Chart 24a - The U.S. Bureau of Labor Statistics divides the United States into these regions:
Connecticut, Maine, Massachusetts, New Hampshire, New Jersey, New York, Pennsylvania, Rhode Island, and Vermont.
Illinois, Indiana, Iowa, Kansas, Michigan, Minnesota, Missouri, Nebraska, North Dakota, Ohio, South Dakota, and Wisconsin.
Alabama, Arkansas, Delaware, District of Columbia, Florida, Georgia, Kentucky, Louisiana, Maryland, Mississippi, North Carolina, Oklahoma, South Carolina, Tennessee, Texas, Virginia, and West Virginia.
Alaska, Arizona, California, Colorado, Hawaii, Idaho, Montana, Nevada, New Mexico, Oregon, Utah, Washington, and Wyoming.
The minimum sample size is 190, standard errors of wages are within ± 3%, ranges between upper and lower levels (95% CI) were within $2.00, p-value < 0.001.
Chart 24b - Wages are averaged for three years in 2005 dollars; wages in 2003 and 2004 are adjusted by using the Urban Wage Consumer Price Index (CPI-W). The minimum sample size is 86, standard errors of wages are within ± 4%, ranges between upper and lower levels (95% CI) were within $3.00, p-value < 0.001.
Chart 24c - The minimum sample size is 161, standard errors of wages are within ± 3%, ranges between upper and lower levels (95% CI) were within $2.00, p-value < 0.001.
Chart 24d - The minimum sample size is 174, standard errors of wages are within ± 1%, ranges between upper and lower levels (95% CI) were within $3.00, p-value < 0.001.

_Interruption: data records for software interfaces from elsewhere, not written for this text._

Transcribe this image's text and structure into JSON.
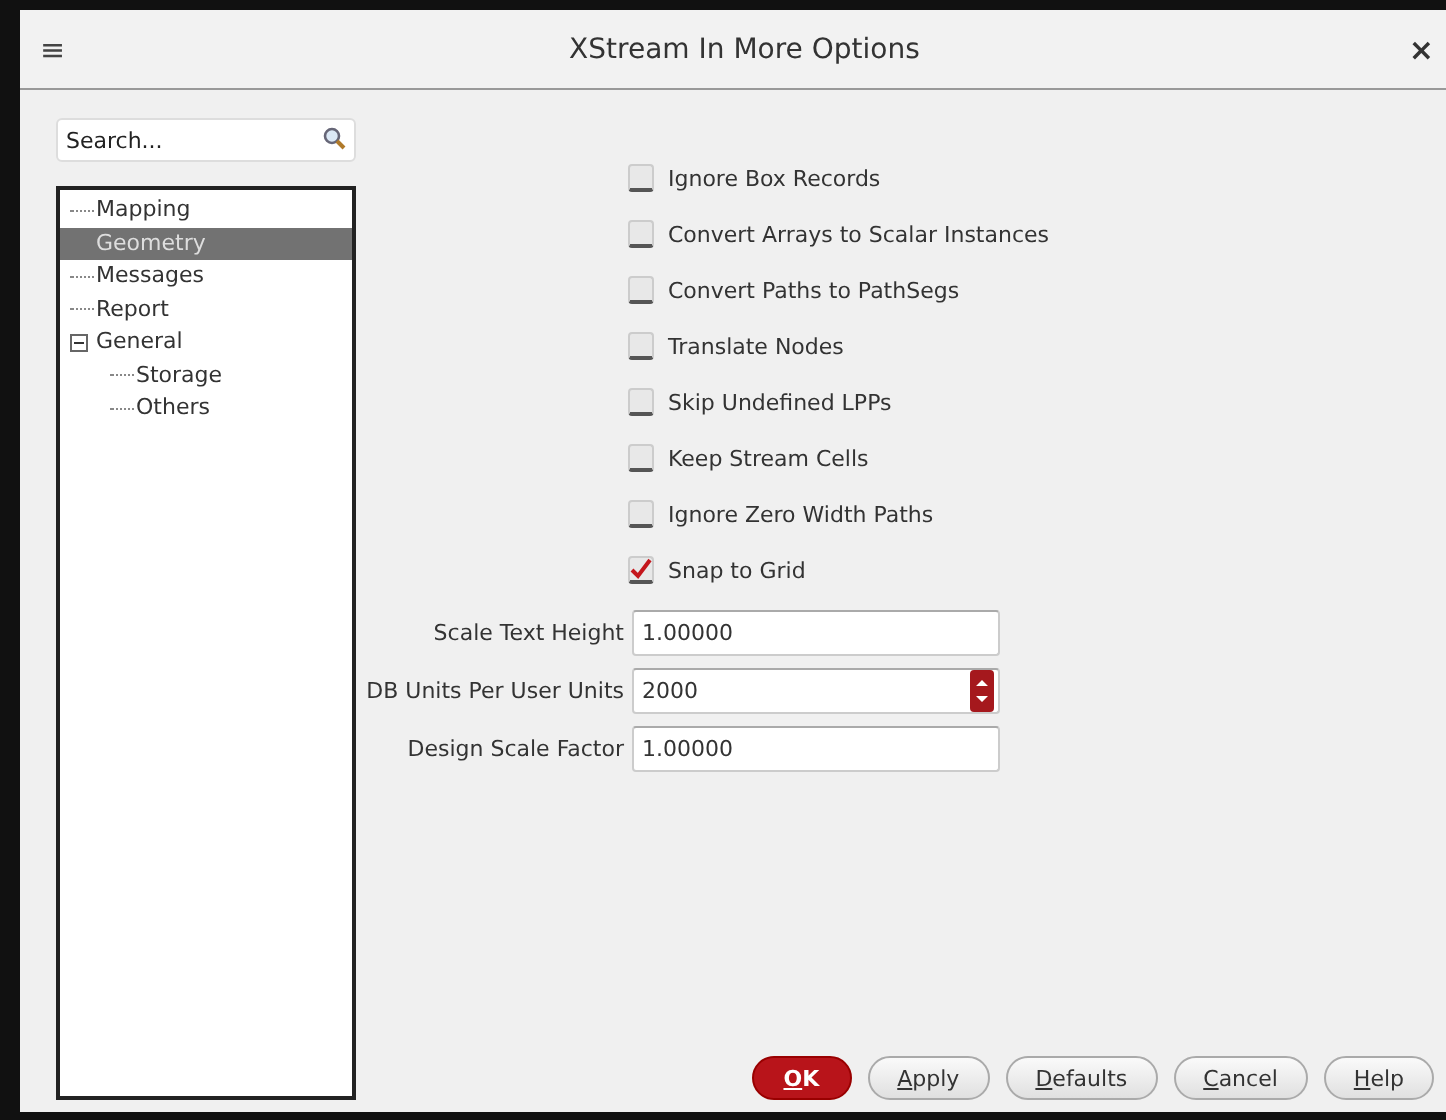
{
  "window": {
    "title": "XStream In More Options",
    "menu_icon": "≡",
    "close_icon": "×"
  },
  "sidebar": {
    "search": {
      "placeholder": "Search..."
    },
    "tree": [
      {
        "label": "Mapping",
        "selected": false
      },
      {
        "label": "Geometry",
        "selected": true
      },
      {
        "label": "Messages",
        "selected": false
      },
      {
        "label": "Report",
        "selected": false
      },
      {
        "label": "General",
        "selected": false,
        "expanded": true,
        "children": [
          {
            "label": "Storage",
            "selected": false
          },
          {
            "label": "Others",
            "selected": false
          }
        ]
      }
    ]
  },
  "options": [
    {
      "label": "Ignore Box Records",
      "checked": false
    },
    {
      "label": "Convert Arrays to Scalar Instances",
      "checked": false
    },
    {
      "label": "Convert Paths to PathSegs",
      "checked": false
    },
    {
      "label": "Translate Nodes",
      "checked": false
    },
    {
      "label": "Skip Undefined LPPs",
      "checked": false
    },
    {
      "label": "Keep Stream Cells",
      "checked": false
    },
    {
      "label": "Ignore Zero Width Paths",
      "checked": false
    },
    {
      "label": "Snap to Grid",
      "checked": true
    }
  ],
  "fields": [
    {
      "label": "Scale Text Height",
      "value": "1.00000",
      "kind": "text"
    },
    {
      "label": "DB Units Per User Units",
      "value": "2000",
      "kind": "spin"
    },
    {
      "label": "Design Scale Factor",
      "value": "1.00000",
      "kind": "text"
    }
  ],
  "buttons": [
    {
      "mnemonic": "O",
      "rest": "K",
      "kind": "primary"
    },
    {
      "mnemonic": "A",
      "rest": "pply",
      "kind": "normal"
    },
    {
      "mnemonic": "D",
      "rest": "efaults",
      "kind": "normal"
    },
    {
      "mnemonic": "C",
      "rest": "ancel",
      "kind": "normal"
    },
    {
      "mnemonic": "H",
      "rest": "elp",
      "kind": "normal"
    }
  ]
}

All charts - U.S. Bureau of Labor Statistics, 2005 Current Population Survey. Calculations by CPWR Data Center.